YOUR INSTRUCTIONS>
After going through the data below, state how many lines contain "text", and nothing else.

DATA FOR THIS TASK>

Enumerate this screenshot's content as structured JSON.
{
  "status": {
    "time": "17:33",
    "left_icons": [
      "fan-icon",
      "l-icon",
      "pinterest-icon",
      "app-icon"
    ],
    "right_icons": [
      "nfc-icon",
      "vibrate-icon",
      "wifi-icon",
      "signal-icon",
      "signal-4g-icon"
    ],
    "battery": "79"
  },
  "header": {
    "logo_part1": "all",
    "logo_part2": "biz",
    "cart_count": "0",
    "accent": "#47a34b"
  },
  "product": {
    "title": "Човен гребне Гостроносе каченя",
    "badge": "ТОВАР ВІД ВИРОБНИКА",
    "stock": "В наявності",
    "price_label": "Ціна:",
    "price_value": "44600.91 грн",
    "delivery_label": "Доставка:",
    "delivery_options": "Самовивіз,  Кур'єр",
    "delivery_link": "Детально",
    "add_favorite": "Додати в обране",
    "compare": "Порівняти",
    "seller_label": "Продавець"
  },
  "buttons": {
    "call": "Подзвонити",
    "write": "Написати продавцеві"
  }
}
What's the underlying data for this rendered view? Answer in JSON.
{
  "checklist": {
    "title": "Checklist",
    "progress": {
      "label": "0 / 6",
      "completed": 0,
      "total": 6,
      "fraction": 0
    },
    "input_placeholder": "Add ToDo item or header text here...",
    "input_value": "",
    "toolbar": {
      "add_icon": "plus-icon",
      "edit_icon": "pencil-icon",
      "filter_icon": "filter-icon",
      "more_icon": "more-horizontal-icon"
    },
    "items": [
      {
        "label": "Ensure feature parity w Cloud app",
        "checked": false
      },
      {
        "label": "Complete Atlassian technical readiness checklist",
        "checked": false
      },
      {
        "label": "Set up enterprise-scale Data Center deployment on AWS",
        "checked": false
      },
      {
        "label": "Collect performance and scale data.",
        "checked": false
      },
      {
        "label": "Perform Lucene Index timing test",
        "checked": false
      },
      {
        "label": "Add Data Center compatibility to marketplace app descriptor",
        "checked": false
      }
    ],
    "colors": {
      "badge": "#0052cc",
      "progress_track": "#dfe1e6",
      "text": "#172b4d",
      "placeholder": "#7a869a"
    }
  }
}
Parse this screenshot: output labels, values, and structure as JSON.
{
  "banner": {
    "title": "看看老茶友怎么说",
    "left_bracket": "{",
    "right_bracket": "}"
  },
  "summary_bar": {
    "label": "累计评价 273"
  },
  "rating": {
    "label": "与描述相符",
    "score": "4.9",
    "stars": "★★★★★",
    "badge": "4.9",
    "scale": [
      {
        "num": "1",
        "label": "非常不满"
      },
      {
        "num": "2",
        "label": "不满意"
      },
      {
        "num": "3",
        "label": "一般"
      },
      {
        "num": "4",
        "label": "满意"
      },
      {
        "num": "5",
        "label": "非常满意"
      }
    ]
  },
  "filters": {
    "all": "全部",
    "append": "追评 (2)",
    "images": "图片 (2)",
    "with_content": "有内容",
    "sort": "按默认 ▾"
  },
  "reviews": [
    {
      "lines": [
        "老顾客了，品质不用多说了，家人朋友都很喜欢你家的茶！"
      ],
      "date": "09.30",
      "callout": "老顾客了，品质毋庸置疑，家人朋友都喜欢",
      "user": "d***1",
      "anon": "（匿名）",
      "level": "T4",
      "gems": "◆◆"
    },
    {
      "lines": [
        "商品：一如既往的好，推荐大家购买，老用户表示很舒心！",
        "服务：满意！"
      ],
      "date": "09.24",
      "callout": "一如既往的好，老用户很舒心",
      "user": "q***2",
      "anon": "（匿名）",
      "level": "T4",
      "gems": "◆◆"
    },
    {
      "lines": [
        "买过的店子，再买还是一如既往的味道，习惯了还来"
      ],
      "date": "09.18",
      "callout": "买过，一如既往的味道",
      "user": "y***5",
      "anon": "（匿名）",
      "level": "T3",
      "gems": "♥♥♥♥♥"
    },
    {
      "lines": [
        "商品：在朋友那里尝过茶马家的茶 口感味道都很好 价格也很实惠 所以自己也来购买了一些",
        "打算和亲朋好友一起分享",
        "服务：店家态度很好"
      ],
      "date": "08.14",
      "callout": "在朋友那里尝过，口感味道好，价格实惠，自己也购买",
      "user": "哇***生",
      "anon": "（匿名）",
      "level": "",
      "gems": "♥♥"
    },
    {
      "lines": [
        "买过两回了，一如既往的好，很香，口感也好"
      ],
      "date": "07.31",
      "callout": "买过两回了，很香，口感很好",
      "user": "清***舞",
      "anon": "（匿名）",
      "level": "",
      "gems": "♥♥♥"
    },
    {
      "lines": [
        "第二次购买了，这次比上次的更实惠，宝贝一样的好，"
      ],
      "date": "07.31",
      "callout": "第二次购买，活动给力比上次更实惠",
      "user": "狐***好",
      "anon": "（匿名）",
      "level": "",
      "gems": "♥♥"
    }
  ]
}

ANSWER FOR THE TASK>
2